Your answer should be a single number: the count of lines in the entries below that contain "true".
• • • •
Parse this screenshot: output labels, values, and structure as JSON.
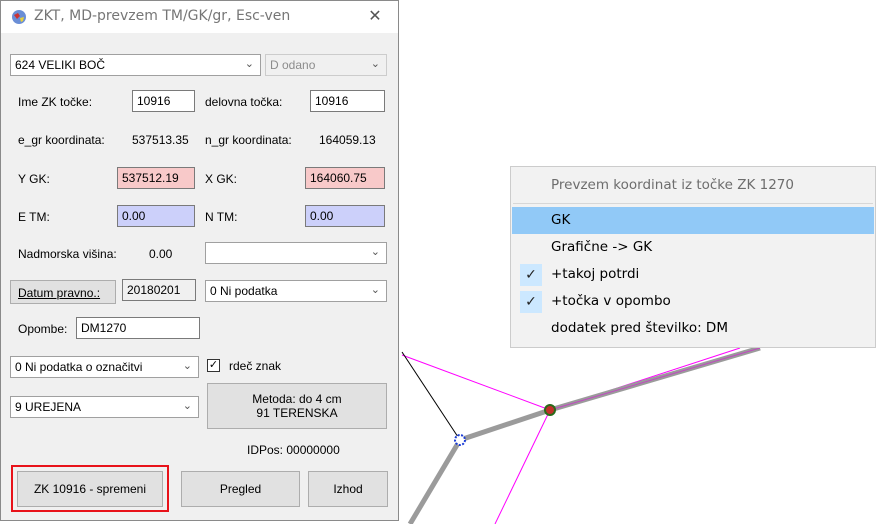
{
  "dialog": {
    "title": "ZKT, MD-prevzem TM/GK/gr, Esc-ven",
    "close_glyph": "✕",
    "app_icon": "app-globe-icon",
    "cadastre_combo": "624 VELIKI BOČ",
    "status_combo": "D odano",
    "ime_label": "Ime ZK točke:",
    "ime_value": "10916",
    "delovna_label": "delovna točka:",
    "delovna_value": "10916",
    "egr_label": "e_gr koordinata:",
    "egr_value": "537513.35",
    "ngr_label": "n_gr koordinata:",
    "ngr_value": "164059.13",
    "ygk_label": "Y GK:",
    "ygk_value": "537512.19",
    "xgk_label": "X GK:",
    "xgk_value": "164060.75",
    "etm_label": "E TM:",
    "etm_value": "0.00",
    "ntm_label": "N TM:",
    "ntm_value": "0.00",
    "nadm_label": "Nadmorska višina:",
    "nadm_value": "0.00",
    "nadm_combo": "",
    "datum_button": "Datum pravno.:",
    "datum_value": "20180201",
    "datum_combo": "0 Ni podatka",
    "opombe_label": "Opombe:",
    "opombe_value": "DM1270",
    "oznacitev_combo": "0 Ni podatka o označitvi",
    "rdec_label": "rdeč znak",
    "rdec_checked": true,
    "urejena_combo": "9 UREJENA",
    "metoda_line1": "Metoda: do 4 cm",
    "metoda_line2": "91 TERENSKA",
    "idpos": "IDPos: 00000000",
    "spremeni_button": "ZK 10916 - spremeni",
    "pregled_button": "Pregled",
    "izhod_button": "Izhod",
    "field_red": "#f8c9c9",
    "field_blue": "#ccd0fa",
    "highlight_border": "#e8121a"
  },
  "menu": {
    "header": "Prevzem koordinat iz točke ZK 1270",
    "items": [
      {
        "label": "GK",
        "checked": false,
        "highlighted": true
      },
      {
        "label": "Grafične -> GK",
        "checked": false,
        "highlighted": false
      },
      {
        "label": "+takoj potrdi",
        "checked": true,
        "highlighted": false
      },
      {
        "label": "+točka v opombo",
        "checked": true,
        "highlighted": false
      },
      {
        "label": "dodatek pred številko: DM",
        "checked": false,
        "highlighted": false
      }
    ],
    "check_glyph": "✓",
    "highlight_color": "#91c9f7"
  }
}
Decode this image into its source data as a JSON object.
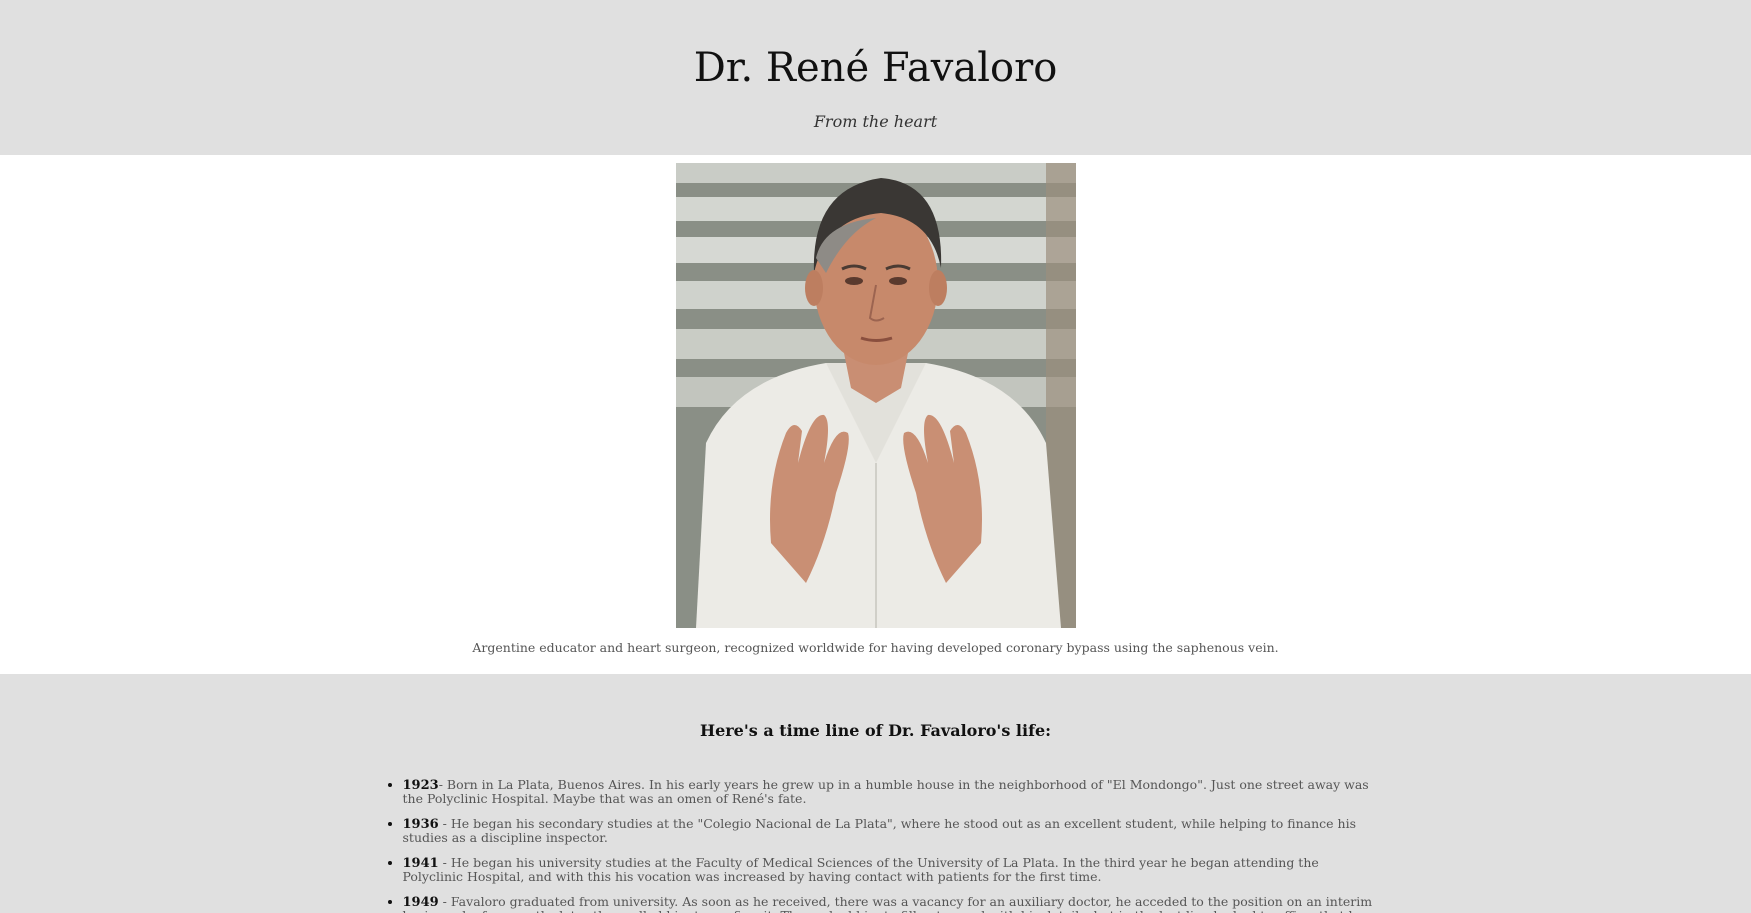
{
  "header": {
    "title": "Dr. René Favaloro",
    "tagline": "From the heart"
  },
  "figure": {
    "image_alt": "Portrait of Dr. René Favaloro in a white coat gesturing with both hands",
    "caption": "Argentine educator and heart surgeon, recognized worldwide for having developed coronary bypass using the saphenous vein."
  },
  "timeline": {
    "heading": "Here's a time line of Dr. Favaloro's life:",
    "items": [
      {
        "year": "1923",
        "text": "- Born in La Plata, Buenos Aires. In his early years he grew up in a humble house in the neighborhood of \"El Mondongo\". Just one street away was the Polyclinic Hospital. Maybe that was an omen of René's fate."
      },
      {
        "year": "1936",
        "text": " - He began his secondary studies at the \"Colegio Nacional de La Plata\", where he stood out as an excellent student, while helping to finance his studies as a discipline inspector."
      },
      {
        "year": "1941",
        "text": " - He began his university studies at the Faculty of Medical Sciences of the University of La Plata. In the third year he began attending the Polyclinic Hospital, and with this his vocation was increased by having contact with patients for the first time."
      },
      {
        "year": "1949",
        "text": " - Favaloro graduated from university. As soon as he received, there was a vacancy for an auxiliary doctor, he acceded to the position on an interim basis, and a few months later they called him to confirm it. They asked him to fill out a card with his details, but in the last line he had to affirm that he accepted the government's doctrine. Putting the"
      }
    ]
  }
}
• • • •
| Solution to this problem |
4